It’s about family, friendship and art under National Socialism. And above all, it is about the tension between duty and individual freedom, between obedience and resistance.
Berlin – Germany during World War II. The policeman Jens Ole Jepsen is doing his duty. This includes keeping his childhood friend, the painter Max Ludwig Nansen, from his work.
Jepsen uses his son Siggi as an informant and thus brings him into conflict. Siggi likes Nansen and decides to help him. Years later Siggi is in an educational institution and has to write an essay about the “joys of duty”. The young person writes down his memories.
Director Christian Schwochow has retold the Siegfried Lenz classic “German Lesson” in 2019 for the cinema – with a star cast. ZDF is now showing the film on television, on Monday at 8:15 p.m.
When Siggi (Tom Gronau) receives the essay topic in class, he hands over a blank sheet of paper. But not because he couldn’t think of anything, but because he had too much to write. As a punishment, it has to go to the cell where he begins to write. He writes and writes and voluntarily extends the time in the cell in order to be able to put his story on paper.

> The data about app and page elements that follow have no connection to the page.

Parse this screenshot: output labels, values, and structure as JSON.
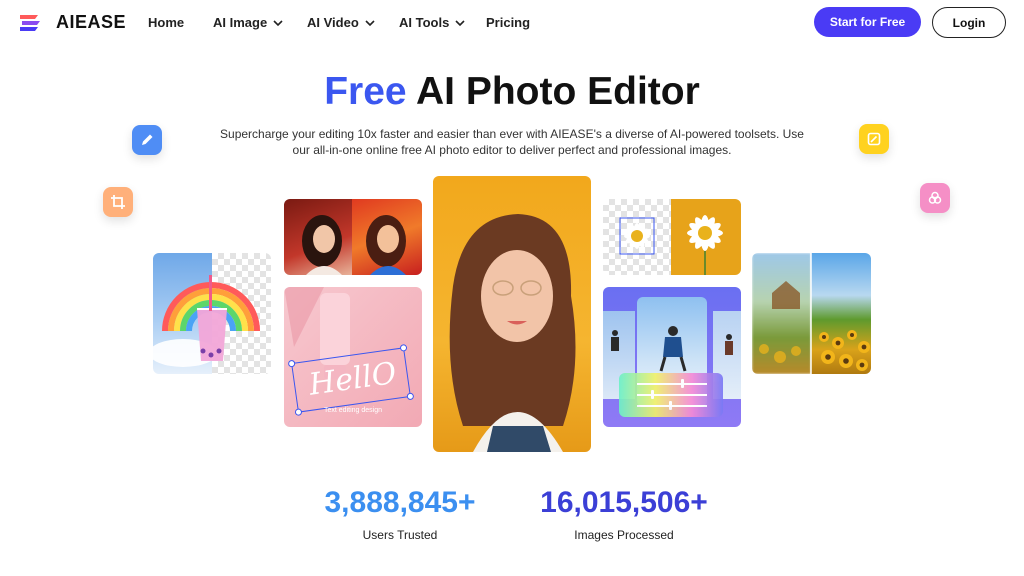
{
  "brand": {
    "name": "AIEASE"
  },
  "nav": {
    "items": [
      {
        "label": "Home",
        "has_dropdown": false
      },
      {
        "label": "AI Image",
        "has_dropdown": true
      },
      {
        "label": "AI Video",
        "has_dropdown": true
      },
      {
        "label": "AI Tools",
        "has_dropdown": true
      },
      {
        "label": "Pricing",
        "has_dropdown": false
      }
    ],
    "start_label": "Start for Free",
    "login_label": "Login"
  },
  "hero": {
    "title_accent": "Free",
    "title_rest": " AI Photo Editor",
    "subtitle": "Supercharge your editing 10x faster and easier than ever with AIEASE's a diverse of AI-powered toolsets. Use our all-in-one online free AI photo editor to deliver perfect and professional images."
  },
  "cards": {
    "text_edit_script": "HellO",
    "text_edit_caption": "Text editing design"
  },
  "stats": [
    {
      "value": "3,888,845+",
      "label": "Users Trusted",
      "color": "#3b8ff0"
    },
    {
      "value": "16,015,506+",
      "label": "Images Processed",
      "color": "#3b3fd6"
    }
  ],
  "colors": {
    "accent": "#3b57f0",
    "primary_button": "#4a3bf5"
  },
  "icons": {
    "float_left_top": "pencil-icon",
    "float_left_bottom": "crop-icon",
    "float_right_top": "image-edit-icon",
    "float_right_bottom": "layers-icon"
  }
}
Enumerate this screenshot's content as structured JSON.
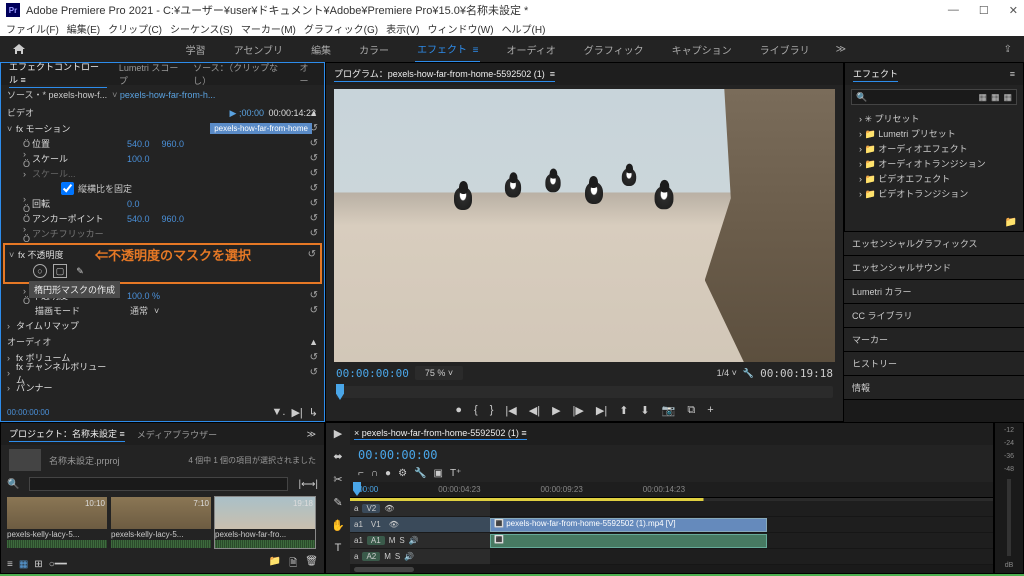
{
  "titlebar": {
    "app_icon": "Pr",
    "title": "Adobe Premiere Pro 2021 - C:¥ユーザー¥user¥ドキュメント¥Adobe¥Premiere Pro¥15.0¥名称未設定 *"
  },
  "menu": [
    "ファイル(F)",
    "編集(E)",
    "クリップ(C)",
    "シーケンス(S)",
    "マーカー(M)",
    "グラフィック(G)",
    "表示(V)",
    "ウィンドウ(W)",
    "ヘルプ(H)"
  ],
  "workspaces": {
    "items": [
      "学習",
      "アセンブリ",
      "編集",
      "カラー",
      "エフェクト",
      "オーディオ",
      "グラフィック",
      "キャプション",
      "ライブラリ"
    ],
    "active": "エフェクト"
  },
  "ec": {
    "tabs": [
      "エフェクトコントロール",
      "Lumetri スコープ",
      "ソース：（クリップなし）",
      "オー"
    ],
    "source_prefix": "ソース・* pexels-how-f...",
    "source_clip": "pexels-how-far-from-h...",
    "tc_start": "▶ ;00:00",
    "tc_end": "00:00:14:23",
    "clip_marker": "pexels-how-far-from-home",
    "video_hdr": "ビデオ",
    "motion": {
      "label": "fx モーション",
      "position": {
        "label": "位置",
        "x": "540.0",
        "y": "960.0"
      },
      "scale": {
        "label": "スケール",
        "value": "100.0"
      },
      "scale_w": {
        "label": "スケール...",
        "value": ""
      },
      "uniform": {
        "label": "縦横比を固定"
      },
      "rotation": {
        "label": "回転",
        "value": "0.0"
      },
      "anchor": {
        "label": "アンカーポイント",
        "x": "540.0",
        "y": "960.0"
      },
      "antiflicker": {
        "label": "アンチフリッカー",
        "value": ""
      }
    },
    "opacity": {
      "label": "fx 不透明度",
      "annotation": "⇐不透明度のマスクを選択",
      "tooltip": "楕円形マスクの作成",
      "value_label": "不透明度",
      "value": "100.0 %",
      "blend_label": "描画モード",
      "blend": "通常"
    },
    "timeremap": {
      "label": "タイムリマップ"
    },
    "audio_hdr": "オーディオ",
    "volume": {
      "label": "fx ボリューム"
    },
    "channel_volume": {
      "label": "fx チャンネルボリューム"
    },
    "panner": {
      "label": "パンナー"
    },
    "footer_tc": "00:00:00:00"
  },
  "program": {
    "tab": "プログラム：pexels-how-far-from-home-5592502 (1)",
    "tc_current": "00:00:00:00",
    "zoom": "75 %",
    "frac": "1/4",
    "tc_dur": "00:00:19:18"
  },
  "effects": {
    "tab": "エフェクト",
    "search_ph": "",
    "tree": [
      "プリセット",
      "Lumetri プリセット",
      "オーディオエフェクト",
      "オーディオトランジション",
      "ビデオエフェクト",
      "ビデオトランジション"
    ]
  },
  "side_panels": [
    "エッセンシャルグラフィックス",
    "エッセンシャルサウンド",
    "Lumetri カラー",
    "CC ライブラリ",
    "マーカー",
    "ヒストリー",
    "情報"
  ],
  "project": {
    "tabs": [
      "プロジェクト：名称未設定",
      "メディアブラウザー"
    ],
    "name": "名称未設定.prproj",
    "count": "4 個中 1 個の項目が選択されました",
    "clips": [
      {
        "name": "pexels-kelly-lacy-5...",
        "dur": "10:10"
      },
      {
        "name": "pexels-kelly-lacy-5...",
        "dur": "7:10"
      },
      {
        "name": "pexels-how-far-fro...",
        "dur": "19:18"
      }
    ]
  },
  "timeline": {
    "tab": "pexels-how-far-from-home-5592502 (1)",
    "tc": "00:00:00:00",
    "ruler": [
      ":00:00",
      "00:00:04:23",
      "00:00:09:23",
      "00:00:14:23"
    ],
    "tracks": {
      "v2": "V2",
      "v1": "V1",
      "a1": "A1",
      "a2": "A2",
      "btns": [
        "a1",
        "M",
        "S"
      ]
    },
    "clip_v": "pexels-how-far-from-home-5592502 (1).mp4 [V]"
  },
  "meters": {
    "labels": [
      "-12",
      "-24",
      "-36",
      "-48",
      "dB"
    ]
  }
}
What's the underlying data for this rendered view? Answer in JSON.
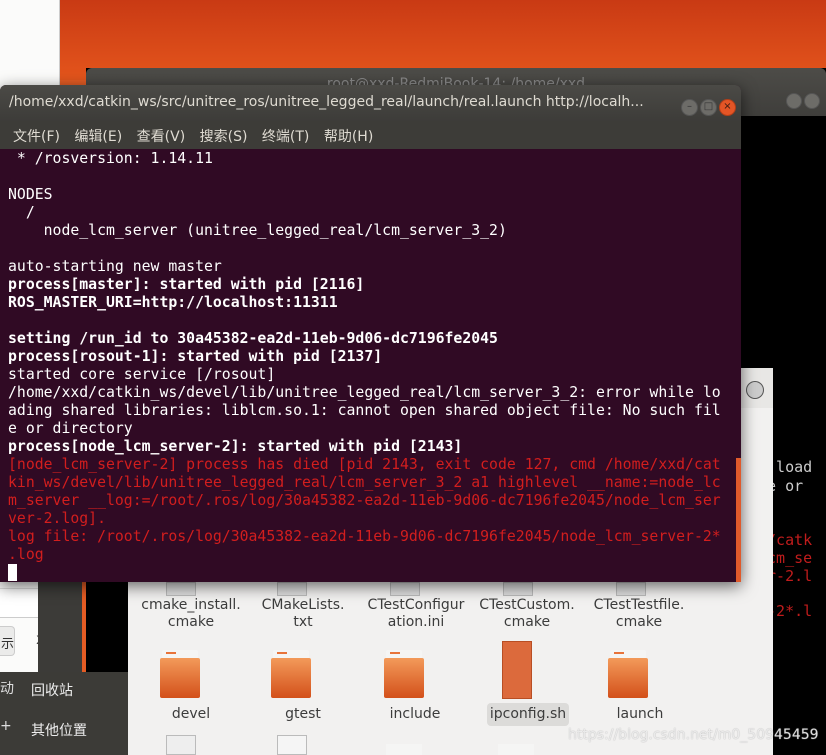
{
  "back_terminal": {
    "title": "root@xxd-RedmiBook-14: /home/xxd",
    "visible_fragments": [
      "e load",
      "le or",
      "d/catk",
      "lcm_se",
      "er-2.l",
      "r-2*.l"
    ]
  },
  "left_dialog": {
    "button_label": "示",
    "close_label": "x"
  },
  "file_manager": {
    "sidebar": [
      {
        "label": "回收站",
        "partial_icon": "动"
      },
      {
        "label": "其他位置",
        "partial_icon": "+"
      }
    ],
    "files_row1": [
      "cmake_install.\ncmake",
      "CMakeLists.\ntxt",
      "CTestConfigur\nation.ini",
      "CTestCustom.\ncmake",
      "CTestTestfile.\ncmake"
    ],
    "files_row2": [
      {
        "name": "devel",
        "type": "folder"
      },
      {
        "name": "gtest",
        "type": "folder"
      },
      {
        "name": "include",
        "type": "folder"
      },
      {
        "name": "ipconfig.sh",
        "type": "script",
        "selected": true
      },
      {
        "name": "launch",
        "type": "folder"
      }
    ]
  },
  "terminal": {
    "title": "/home/xxd/catkin_ws/src/unitree_ros/unitree_legged_real/launch/real.launch http://localh...",
    "menu": [
      "文件(F)",
      "编辑(E)",
      "查看(V)",
      "搜索(S)",
      "终端(T)",
      "帮助(H)"
    ],
    "lines": [
      {
        "text": " * /rosversion: 1.14.11",
        "style": "normal"
      },
      {
        "text": "",
        "style": "normal"
      },
      {
        "text": "NODES",
        "style": "normal"
      },
      {
        "text": "  /",
        "style": "normal"
      },
      {
        "text": "    node_lcm_server (unitree_legged_real/lcm_server_3_2)",
        "style": "normal"
      },
      {
        "text": "",
        "style": "normal"
      },
      {
        "text": "auto-starting new master",
        "style": "normal"
      },
      {
        "text": "process[master]: started with pid [2116]",
        "style": "bold"
      },
      {
        "text": "ROS_MASTER_URI=http://localhost:11311",
        "style": "bold"
      },
      {
        "text": "",
        "style": "normal"
      },
      {
        "text": "setting /run_id to 30a45382-ea2d-11eb-9d06-dc7196fe2045",
        "style": "bold"
      },
      {
        "text": "process[rosout-1]: started with pid [2137]",
        "style": "bold"
      },
      {
        "text": "started core service [/rosout]",
        "style": "normal"
      },
      {
        "text": "/home/xxd/catkin_ws/devel/lib/unitree_legged_real/lcm_server_3_2: error while lo",
        "style": "normal"
      },
      {
        "text": "ading shared libraries: liblcm.so.1: cannot open shared object file: No such fil",
        "style": "normal"
      },
      {
        "text": "e or directory",
        "style": "normal"
      },
      {
        "text": "process[node_lcm_server-2]: started with pid [2143]",
        "style": "bold"
      },
      {
        "text": "[node_lcm_server-2] process has died [pid 2143, exit code 127, cmd /home/xxd/cat",
        "style": "error"
      },
      {
        "text": "kin_ws/devel/lib/unitree_legged_real/lcm_server_3_2 a1 highlevel __name:=node_lc",
        "style": "error"
      },
      {
        "text": "m_server __log:=/root/.ros/log/30a45382-ea2d-11eb-9d06-dc7196fe2045/node_lcm_ser",
        "style": "error"
      },
      {
        "text": "ver-2.log].",
        "style": "error"
      },
      {
        "text": "log file: /root/.ros/log/30a45382-ea2d-11eb-9d06-dc7196fe2045/node_lcm_server-2*",
        "style": "error"
      },
      {
        "text": ".log",
        "style": "error"
      }
    ]
  },
  "watermark": "https://blog.csdn.net/m0_50945459",
  "colors": {
    "terminal_bg": "#300a24",
    "error": "#d21e1e",
    "ubuntu_orange": "#e45526"
  }
}
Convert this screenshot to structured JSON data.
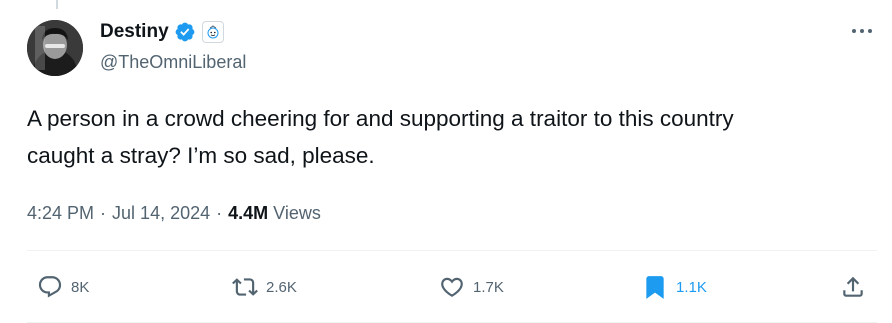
{
  "author": {
    "display_name": "Destiny",
    "handle": "@TheOmniLiberal",
    "verified": true,
    "avatar": "avatar-photo-icon",
    "affiliate_badge": "affiliate-badge-icon"
  },
  "tweet": {
    "text": "A person in a crowd cheering for and supporting a traitor to this country\ncaught a stray? I’m so sad, please.",
    "time": "4:24 PM",
    "separator": "·",
    "date": "Jul 14, 2024",
    "views_count": "4.4M",
    "views_label": "Views"
  },
  "actions": {
    "reply": {
      "icon": "reply-icon",
      "count": "8K"
    },
    "repost": {
      "icon": "repost-icon",
      "count": "2.6K"
    },
    "like": {
      "icon": "like-icon",
      "count": "1.7K"
    },
    "bookmark": {
      "icon": "bookmark-icon",
      "count": "1.1K",
      "active": true
    },
    "share": {
      "icon": "share-icon"
    },
    "more": {
      "icon": "more-options-icon"
    }
  },
  "colors": {
    "text_primary": "#0f1419",
    "text_secondary": "#536471",
    "accent": "#1d9bf0",
    "divider": "#eff3f4"
  }
}
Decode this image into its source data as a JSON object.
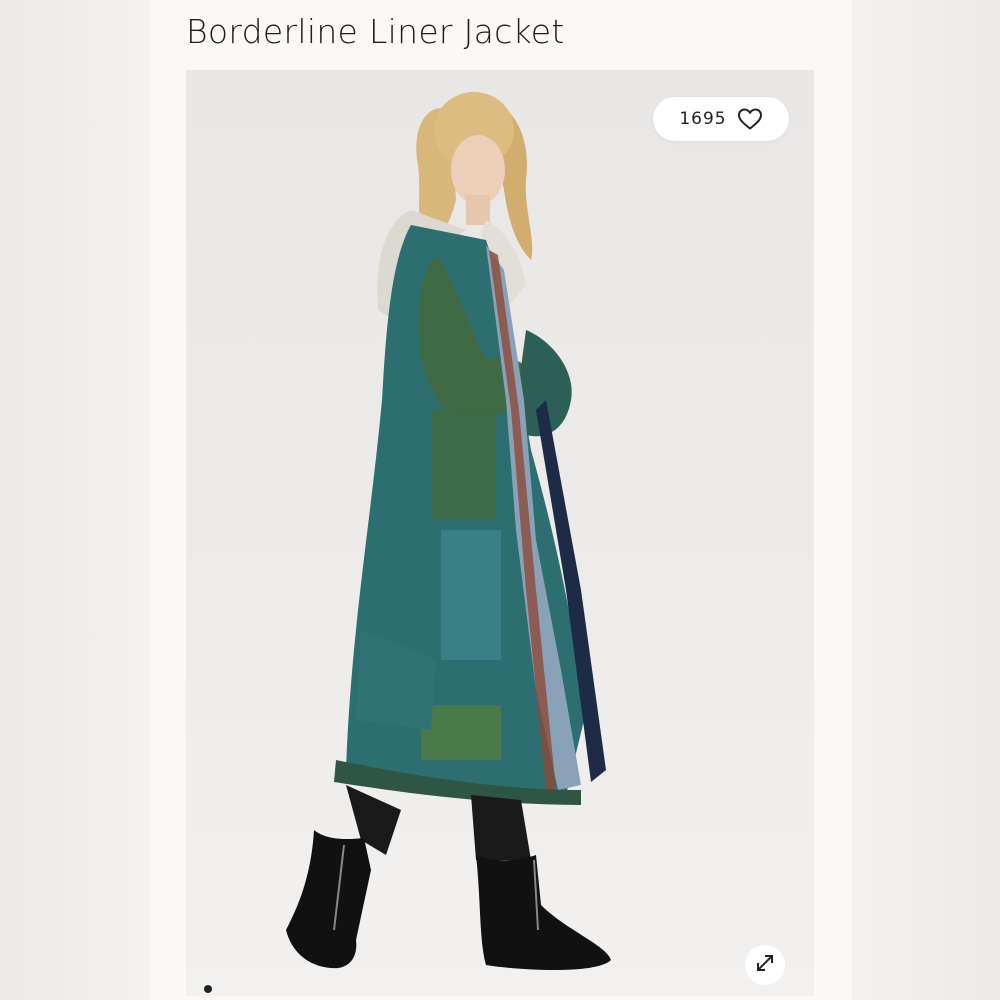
{
  "product": {
    "title": "Borderline Liner Jacket",
    "like_count": "1695"
  },
  "icons": {
    "like": "heart-outline-icon",
    "expand": "expand-arrows-icon"
  },
  "gallery": {
    "dots": 1,
    "active_dot": 1
  },
  "colors": {
    "page_bg": "#f3f1ef",
    "card_bg": "#fbf8f6",
    "photo_bg": "#ebe9e7",
    "text": "#1e1e1e",
    "coat_teal": "#2d6f70",
    "coat_green": "#3f6a44"
  }
}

He remembers his joyless childhood in a village in Schleswig-Holstein: at the mercy of his father’s drill (Ulrich Noethen), the brother in the war, the sister torn between rebellion and devotion and the mother resigned to fate and simply fell silent.
The only bright spots for little Siggi (Levi Eisenblätter) are the painting lessons with Nansen (Tobias Moretti). The painter – the role model for the figure is Emil Nolde, whose pictures were banned as “degenerate” art under National Socialism – despite all the repression, his thinking cannot be forbidden. And neither is painting. Siggi covers for Nansen and risks trouble with his father. The village policeman is obsessed with duty.
Schwochow’s film adaptation of the “German Lesson”, well worth seeing, thrives on the top cast and the melancholy, rough North Sea scenery. Noethen convincingly plays the conformist philistine Jepsen, who would even hand his friend over to the Nazis just to obey instructions.
Moretti is the resistant artist who fights for his work, but also for the freedom of his thought and for friendship with the Jepsens. He inspires little Siggi to bravely resist and stand up for convictions.
Leading actor Noethen said of the conflicts between Jespen and Siggi: “It is shocking that he tries to instrumentalize his son and at the same time hopes to get him on the right track. And it is dramatic that the son loves his father and is therefore crushed between the different interests and completely thrown off course. That is a strong idea from Lenz. “
Siegfried Lenz (1926-2014) published “Deutschstunde”, a bestseller in 1968 that became a classic. The story deals with timeless questions – for example: How far can or must the fulfillment of duty go? – and it shows how civil duty in the Third Reich contributed to the power of the National Socialists. A “German lesson” as a history lesson. dpa